The vignettes in Hurston’s “The Eatonville Anthology” collectively reflect the powerful sense of community found in areas where certain cultural groups fight for existence within a larger dominant culture. The African-American, Latin-American, and Asian-American cultures are examples of the many cultural systems that subsist within the dominant Anglo-European culture of the United States. Often the need for community is emphasized by both the culture itself and the individual’s need to develop a sense of safety and self-identity. Community is more than a shared genetic code in “Anthology”; it is a bond among people who share common life experiences. The people in Eatonville draw together because they acknowledge shared experiences, and they preserve those experiences through stories. By doing so, the community is assured of its continuity, and members of the village are assured a sense of safety and belonging. Preservation of their community is especially important because it exists within the context of a larger dominant culture.
Preservation of Culture
Storytelling guarantees that a social system endures. A community and its people can be remembered and its customs preserved through the telling of stories. The individual stories in “The Eatonville Anthology” demonstrate how the citizens of a small, rural community are connected in spirit and culture. As a whole, the stories present a coherent picture of the lives, language, and social structure of Eatonville in the early 1920s.
The Art of Storytelling
Storytelling is an integral part of community life in Hurston’s Eatonville. Literary scholars and critics alike have come to understand that not only is the act of telling a story an art, but it is also an inherent part of the modern African-American tradition. The oral tradition of storytelling usually reflects the lack of a system of concrete signs for the spoken word. Sometimes the language itself does not have an alphabet or other concrete images for communication; at other times, the people using the language do not have access to these symbols. In the case of African-American slaves, most never learned to write. Thus, their initial decades in the United States were recorded and preserved largely through oral traditions.
The term “storytelling” also refers to exaggerations or outright lies that are told to emphasize a point. Several of the stories in “The Eatonville Anthology” play with the other implied meanings of the word “storytelling.” By providing examples of local myths and exaggerated tales, the “stories” of “Anthology” capture the people and character of the town.

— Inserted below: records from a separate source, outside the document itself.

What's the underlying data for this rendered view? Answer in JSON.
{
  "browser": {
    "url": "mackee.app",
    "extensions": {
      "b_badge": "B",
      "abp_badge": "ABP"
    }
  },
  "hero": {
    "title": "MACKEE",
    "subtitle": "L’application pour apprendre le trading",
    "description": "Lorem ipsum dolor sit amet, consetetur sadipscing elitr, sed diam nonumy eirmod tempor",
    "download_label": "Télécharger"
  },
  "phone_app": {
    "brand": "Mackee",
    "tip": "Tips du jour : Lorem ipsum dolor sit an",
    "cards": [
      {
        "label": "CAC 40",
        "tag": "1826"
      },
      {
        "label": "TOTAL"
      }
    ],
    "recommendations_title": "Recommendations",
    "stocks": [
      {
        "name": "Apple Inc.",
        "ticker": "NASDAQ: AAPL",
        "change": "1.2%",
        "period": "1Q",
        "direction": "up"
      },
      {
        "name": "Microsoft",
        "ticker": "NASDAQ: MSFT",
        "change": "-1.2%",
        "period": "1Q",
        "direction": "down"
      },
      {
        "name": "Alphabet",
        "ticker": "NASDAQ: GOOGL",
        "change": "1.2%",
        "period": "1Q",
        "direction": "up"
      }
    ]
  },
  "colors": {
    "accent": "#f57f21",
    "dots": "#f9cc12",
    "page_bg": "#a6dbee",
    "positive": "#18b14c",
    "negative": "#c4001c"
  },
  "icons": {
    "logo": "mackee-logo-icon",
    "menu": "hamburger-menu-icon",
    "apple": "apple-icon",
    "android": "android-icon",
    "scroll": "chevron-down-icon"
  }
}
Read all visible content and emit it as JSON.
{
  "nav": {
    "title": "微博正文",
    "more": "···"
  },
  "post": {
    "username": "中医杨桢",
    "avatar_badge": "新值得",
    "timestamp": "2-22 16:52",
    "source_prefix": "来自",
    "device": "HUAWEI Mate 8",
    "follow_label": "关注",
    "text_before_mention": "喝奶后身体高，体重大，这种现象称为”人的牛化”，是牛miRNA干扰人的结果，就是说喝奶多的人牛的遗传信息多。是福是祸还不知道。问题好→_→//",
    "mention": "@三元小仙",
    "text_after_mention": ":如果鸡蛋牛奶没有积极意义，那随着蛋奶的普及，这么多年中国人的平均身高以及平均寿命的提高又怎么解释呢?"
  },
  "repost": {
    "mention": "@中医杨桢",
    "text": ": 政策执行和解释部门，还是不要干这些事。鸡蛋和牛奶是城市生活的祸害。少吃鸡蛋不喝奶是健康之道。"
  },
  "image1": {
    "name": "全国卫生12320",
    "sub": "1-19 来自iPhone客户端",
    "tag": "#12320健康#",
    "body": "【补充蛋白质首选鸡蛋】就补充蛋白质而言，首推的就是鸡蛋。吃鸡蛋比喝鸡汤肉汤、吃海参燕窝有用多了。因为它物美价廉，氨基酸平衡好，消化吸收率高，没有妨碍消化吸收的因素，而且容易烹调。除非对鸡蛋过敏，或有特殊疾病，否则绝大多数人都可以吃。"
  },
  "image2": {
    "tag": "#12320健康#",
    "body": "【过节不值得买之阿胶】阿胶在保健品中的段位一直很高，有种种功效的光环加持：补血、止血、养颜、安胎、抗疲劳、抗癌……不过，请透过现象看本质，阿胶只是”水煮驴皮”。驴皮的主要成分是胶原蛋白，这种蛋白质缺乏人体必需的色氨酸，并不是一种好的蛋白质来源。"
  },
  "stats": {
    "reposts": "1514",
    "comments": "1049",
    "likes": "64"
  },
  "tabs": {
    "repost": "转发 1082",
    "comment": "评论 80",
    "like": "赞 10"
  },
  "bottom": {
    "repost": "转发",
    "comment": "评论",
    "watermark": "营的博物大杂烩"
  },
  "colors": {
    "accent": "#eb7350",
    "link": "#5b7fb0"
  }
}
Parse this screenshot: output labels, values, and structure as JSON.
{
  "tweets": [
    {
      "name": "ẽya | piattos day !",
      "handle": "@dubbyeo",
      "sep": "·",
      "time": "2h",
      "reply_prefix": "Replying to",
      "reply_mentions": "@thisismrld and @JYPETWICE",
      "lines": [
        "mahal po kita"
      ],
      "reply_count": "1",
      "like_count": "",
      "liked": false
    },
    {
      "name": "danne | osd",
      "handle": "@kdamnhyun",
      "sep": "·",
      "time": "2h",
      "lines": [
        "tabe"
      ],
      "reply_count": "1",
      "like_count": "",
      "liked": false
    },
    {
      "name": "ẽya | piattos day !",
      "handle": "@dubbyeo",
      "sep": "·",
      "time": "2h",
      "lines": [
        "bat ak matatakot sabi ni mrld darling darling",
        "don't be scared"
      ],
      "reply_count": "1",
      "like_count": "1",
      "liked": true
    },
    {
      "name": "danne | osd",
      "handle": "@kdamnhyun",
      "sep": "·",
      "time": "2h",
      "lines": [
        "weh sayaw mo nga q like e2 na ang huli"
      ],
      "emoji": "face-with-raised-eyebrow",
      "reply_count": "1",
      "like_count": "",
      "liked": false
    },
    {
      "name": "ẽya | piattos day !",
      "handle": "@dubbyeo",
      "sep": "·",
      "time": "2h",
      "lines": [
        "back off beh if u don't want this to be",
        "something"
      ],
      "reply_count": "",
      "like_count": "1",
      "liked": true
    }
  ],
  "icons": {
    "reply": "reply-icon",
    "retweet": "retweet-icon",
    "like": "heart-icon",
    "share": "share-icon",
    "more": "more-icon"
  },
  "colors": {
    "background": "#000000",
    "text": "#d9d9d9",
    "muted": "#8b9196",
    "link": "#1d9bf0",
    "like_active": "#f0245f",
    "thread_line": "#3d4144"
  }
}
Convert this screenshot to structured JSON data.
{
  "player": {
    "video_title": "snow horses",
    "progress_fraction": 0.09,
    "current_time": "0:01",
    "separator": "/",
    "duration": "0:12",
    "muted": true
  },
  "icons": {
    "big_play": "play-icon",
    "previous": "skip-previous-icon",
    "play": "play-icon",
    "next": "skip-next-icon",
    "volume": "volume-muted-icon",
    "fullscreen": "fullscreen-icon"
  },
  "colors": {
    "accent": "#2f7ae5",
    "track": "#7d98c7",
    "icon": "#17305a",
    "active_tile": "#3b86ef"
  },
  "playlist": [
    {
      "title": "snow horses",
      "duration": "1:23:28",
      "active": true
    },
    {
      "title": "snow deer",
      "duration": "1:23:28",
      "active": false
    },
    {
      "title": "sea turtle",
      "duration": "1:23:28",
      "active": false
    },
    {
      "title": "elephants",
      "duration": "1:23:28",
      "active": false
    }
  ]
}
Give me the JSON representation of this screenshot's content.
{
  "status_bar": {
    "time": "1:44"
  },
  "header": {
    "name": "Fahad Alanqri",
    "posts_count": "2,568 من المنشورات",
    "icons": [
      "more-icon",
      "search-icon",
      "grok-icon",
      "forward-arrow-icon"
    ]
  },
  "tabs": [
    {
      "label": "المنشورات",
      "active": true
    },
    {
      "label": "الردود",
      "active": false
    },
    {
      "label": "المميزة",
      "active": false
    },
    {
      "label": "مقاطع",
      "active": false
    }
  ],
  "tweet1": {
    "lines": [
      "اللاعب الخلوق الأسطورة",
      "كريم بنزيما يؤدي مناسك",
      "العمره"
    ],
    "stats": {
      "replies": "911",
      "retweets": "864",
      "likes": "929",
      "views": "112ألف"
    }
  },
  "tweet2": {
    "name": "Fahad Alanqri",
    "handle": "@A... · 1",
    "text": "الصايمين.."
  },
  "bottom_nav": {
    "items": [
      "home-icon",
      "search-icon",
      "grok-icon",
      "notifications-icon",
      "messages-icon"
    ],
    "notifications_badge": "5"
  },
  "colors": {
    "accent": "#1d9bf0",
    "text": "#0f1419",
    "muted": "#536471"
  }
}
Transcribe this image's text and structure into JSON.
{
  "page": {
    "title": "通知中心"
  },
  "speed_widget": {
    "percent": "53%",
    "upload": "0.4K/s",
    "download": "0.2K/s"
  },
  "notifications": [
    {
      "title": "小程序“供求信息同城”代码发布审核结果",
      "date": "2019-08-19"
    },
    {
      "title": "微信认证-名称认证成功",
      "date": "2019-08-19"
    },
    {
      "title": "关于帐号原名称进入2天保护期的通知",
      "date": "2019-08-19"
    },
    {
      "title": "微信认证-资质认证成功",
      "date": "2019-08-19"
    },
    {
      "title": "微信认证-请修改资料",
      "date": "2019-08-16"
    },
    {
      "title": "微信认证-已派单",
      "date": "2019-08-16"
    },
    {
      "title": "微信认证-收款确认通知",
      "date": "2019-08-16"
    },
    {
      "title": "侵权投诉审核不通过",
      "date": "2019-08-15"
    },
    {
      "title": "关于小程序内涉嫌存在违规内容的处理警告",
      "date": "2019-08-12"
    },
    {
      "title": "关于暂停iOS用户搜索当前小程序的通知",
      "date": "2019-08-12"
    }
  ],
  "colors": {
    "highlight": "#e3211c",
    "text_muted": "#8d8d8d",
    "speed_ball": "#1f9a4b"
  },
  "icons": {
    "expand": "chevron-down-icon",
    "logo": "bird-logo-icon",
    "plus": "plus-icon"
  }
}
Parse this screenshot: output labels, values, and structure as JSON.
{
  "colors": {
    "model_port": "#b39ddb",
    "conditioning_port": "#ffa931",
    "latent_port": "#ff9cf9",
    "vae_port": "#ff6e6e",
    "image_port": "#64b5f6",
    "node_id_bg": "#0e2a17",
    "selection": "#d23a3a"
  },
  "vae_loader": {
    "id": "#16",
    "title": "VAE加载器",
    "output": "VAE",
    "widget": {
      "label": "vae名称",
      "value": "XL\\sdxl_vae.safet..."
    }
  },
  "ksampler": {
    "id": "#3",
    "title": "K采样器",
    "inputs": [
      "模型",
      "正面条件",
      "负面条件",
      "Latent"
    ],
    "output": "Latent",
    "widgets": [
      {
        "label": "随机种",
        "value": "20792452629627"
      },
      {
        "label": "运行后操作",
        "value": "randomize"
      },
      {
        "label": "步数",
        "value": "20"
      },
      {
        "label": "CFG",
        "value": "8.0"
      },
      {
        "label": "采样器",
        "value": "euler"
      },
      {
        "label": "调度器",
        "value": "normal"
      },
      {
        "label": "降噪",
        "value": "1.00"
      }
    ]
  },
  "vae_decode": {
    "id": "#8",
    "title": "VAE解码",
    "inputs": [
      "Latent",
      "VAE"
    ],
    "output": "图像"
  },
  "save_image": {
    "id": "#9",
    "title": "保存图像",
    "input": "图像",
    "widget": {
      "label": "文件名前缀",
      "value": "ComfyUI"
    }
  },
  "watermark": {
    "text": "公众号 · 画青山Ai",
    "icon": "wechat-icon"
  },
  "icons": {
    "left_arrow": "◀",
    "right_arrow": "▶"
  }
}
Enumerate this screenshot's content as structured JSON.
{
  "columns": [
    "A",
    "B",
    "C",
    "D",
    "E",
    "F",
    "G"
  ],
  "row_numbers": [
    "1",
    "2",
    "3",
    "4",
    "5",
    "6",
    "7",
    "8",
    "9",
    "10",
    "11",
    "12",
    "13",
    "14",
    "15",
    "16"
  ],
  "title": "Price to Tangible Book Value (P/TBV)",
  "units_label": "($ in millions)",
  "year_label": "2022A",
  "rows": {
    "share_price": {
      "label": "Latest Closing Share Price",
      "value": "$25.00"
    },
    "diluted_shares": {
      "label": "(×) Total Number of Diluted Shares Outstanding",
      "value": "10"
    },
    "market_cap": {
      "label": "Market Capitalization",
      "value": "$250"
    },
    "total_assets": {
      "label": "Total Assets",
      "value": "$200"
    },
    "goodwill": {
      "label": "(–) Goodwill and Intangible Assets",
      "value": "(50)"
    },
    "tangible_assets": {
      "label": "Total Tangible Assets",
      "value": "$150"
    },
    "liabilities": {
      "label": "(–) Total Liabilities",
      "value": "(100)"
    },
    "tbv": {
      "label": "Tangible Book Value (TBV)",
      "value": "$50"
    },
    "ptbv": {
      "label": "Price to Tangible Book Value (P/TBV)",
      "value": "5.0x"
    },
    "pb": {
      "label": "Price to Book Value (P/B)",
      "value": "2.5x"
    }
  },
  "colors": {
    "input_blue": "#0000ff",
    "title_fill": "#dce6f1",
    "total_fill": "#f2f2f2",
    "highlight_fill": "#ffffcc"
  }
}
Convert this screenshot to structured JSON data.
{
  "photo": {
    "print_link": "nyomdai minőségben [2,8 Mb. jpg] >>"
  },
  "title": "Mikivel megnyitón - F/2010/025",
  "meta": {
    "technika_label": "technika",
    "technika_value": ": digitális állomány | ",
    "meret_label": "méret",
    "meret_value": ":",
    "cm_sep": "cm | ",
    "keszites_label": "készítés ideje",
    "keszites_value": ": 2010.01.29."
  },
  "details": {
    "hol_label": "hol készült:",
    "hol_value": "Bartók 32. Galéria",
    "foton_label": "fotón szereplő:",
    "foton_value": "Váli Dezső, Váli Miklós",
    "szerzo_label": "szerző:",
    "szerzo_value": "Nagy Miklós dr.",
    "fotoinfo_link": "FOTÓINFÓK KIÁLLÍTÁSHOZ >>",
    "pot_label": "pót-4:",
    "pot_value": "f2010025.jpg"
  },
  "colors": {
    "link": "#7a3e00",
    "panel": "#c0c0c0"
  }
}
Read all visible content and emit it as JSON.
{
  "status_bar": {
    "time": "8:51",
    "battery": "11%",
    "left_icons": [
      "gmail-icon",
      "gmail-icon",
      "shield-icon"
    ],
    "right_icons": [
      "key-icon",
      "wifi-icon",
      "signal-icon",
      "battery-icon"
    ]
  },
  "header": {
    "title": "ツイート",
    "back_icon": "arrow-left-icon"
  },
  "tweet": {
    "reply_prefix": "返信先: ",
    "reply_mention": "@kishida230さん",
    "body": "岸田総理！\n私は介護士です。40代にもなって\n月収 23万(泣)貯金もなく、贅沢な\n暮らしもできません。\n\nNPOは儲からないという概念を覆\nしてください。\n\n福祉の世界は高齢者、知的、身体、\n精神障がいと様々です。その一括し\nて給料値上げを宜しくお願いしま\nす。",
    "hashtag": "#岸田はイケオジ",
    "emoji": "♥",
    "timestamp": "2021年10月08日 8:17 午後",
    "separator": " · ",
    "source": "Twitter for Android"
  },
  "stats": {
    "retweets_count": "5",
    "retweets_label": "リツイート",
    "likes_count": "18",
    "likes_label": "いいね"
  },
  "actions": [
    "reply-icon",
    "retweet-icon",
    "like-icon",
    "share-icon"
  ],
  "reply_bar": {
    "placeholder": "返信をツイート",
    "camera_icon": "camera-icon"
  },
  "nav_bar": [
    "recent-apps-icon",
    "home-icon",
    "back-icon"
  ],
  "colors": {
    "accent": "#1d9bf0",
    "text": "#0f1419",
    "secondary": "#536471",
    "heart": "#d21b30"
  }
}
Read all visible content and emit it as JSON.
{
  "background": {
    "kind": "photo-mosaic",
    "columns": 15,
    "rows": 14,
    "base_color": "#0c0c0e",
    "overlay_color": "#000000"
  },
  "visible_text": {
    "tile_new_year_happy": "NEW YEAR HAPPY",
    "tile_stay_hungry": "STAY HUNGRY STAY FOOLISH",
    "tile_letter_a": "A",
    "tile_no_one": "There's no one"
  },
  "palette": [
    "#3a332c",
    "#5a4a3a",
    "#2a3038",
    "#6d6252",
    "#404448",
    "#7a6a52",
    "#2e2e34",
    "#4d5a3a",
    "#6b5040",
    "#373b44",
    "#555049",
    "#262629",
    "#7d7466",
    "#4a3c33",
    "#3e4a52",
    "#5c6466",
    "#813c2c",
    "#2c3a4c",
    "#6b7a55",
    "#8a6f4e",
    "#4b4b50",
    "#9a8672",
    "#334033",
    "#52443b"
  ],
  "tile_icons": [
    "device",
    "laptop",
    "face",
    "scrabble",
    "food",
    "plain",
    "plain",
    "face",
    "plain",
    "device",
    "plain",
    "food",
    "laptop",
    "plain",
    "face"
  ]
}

The woman who begs for food when she is able to afford it, the thieving dog Tippy, and the tall-tale about the old man and his first encounter with a train are all examples of tales and personalities that have been embellished by the local townspeople.
Kathleen Wilson (Editor), Short Stories for Students: Presenting Analysis, Context & Criticism on Commonly Studied Short Stories, Volume 1, Zora Neale Hurston, Published by Gale, 1997.